The authorities interrogated 12 others, 11 of them Moroccan citizens, for participating in the women’s Bible study in the apartment of a local Christian leader in Casablanca. They released them early the following morning, returning them home in unmarked police cars, according to the state department report.

“The authorities reportedly pressured the women to return to Islam, mocked their Christian faith, questioned why they left Islam to become Christians, and asked if there were other Christians in their families,” the report states.

A Christian who works in the country told Compass that Moroccan Christians do not see themselves as contradicting national values.

“Moroccan Christians are proud to be Moroccan and desire the freedom to be legally recognized by the government,” he said.

Report from Compass Direct News 


Syrian Catholics in Mosul targeted for their faith; captors didn’t seek ransom.

ISTANBUL, September 23 (Compass Direct News) – An unknown group of armed men killed a Syrian Catholic in violence-plagued Mosul, Iraq two weeks after his father was kidnapped and murdered.

The gunmen killed Rayan Nafei Jamooa near his home on Sept. 10. Few details have emerged in the murder case, but sources said he and his father were targeted purely for their faith.
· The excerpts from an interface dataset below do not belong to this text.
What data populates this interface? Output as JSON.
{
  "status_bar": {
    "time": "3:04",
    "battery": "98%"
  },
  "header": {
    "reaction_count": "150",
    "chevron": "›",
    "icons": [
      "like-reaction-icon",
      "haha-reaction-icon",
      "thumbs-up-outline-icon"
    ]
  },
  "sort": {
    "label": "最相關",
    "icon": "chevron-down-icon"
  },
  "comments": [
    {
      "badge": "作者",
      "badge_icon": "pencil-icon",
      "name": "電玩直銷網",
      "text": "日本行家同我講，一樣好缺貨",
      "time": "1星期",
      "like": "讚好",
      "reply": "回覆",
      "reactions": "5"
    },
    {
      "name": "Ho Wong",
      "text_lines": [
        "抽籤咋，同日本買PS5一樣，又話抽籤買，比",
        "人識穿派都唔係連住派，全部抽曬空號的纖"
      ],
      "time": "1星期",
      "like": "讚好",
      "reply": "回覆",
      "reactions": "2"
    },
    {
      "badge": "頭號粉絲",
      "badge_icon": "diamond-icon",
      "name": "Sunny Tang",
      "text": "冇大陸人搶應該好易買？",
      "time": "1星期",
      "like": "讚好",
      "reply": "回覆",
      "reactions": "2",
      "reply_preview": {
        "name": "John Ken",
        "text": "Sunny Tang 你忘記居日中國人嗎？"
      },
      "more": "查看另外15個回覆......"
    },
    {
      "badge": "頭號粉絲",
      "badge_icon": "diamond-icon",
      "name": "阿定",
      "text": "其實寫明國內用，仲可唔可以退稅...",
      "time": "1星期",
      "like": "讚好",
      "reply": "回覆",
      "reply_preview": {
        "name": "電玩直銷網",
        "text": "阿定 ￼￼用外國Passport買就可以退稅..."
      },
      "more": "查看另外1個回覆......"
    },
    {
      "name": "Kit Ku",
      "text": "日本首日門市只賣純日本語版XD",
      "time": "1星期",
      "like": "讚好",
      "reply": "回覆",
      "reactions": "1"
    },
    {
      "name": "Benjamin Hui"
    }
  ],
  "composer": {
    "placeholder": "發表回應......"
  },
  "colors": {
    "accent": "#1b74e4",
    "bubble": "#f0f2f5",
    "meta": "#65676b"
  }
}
Nassar Jamooa, the victim’s father, was kidnapped two weeks before his son’s murder; the elder man’s body was found four days later in the city’s western industrial area.

A shrinking minority in Iraq, Christians are frequently kidnapped for a mix of financial and religious reasons, but Nassar Jamooa’s kidnappers did not ask for any ransom. He and his son were targeted strictly for their faith, said a clergyman.

“Nobody asked about money, they just kidnapped and killed him,” said Father Bashar Warda, dean of St. Peter’s Seminary in Ankawa, a small town near Erbil. “The reason [for Nassar Jamooa’s kidnapping] would definitely be a religious one.”

The murder comes amid other attacks against Mosul’s Christian population. In August, Haytham Khadar was killed inside his workshop by unknown armed men, according to Iraqi Christian website

In February, armed militants kidnapped Mosul’s Chaldean Archbishop Paulus Faraj Rahho, holding him for a $2.5 million ransom and demanding Christians in Mosul begin attacking U.S. soldiers. The archbishop was found dead on March 13.

Last October, two Syrian Catholic priests were kidnapped in Mosul while heading to St. Fatima Church to celebrate Mass and held for a week at a $1 million ransom. Church leaders did not confirm whether they had paid the ransom.

While the city’s security has improved following Iraqi military operations against Mosul’s militia, criminal and al-Qaeda forces in March and April, the situation for Christians remains tenuous.

Many Christians have fled Iraq from the violence embroiling the country since the toppling of Saddam Hussein. Attacks against non-Muslims are so common that police do not bother to investigate the kidnappings and murders of low-status Mosul residents such as Rayan and Nassar Jamooa.

“There are many incidents going on around Mosul, so nobody is bothering with an investigation,” Fr. Warda said. “Hundreds of incidents occurred like this last year and in Mosul especially.”

According to the U.S. State Department 2008 Report on International Religious Freedom, the Iraqi Christian population in 2003 was between 800,000 and 1.2 million. This year estimates of the Christian population have ranged from 550,000 to 800,000.

Mosul, the ancient biblical city of Nineveh located 250 miles northwest of Baghdad, has the highest proportion of Christians of major Iraqi cities.  

Report from Compass Direct News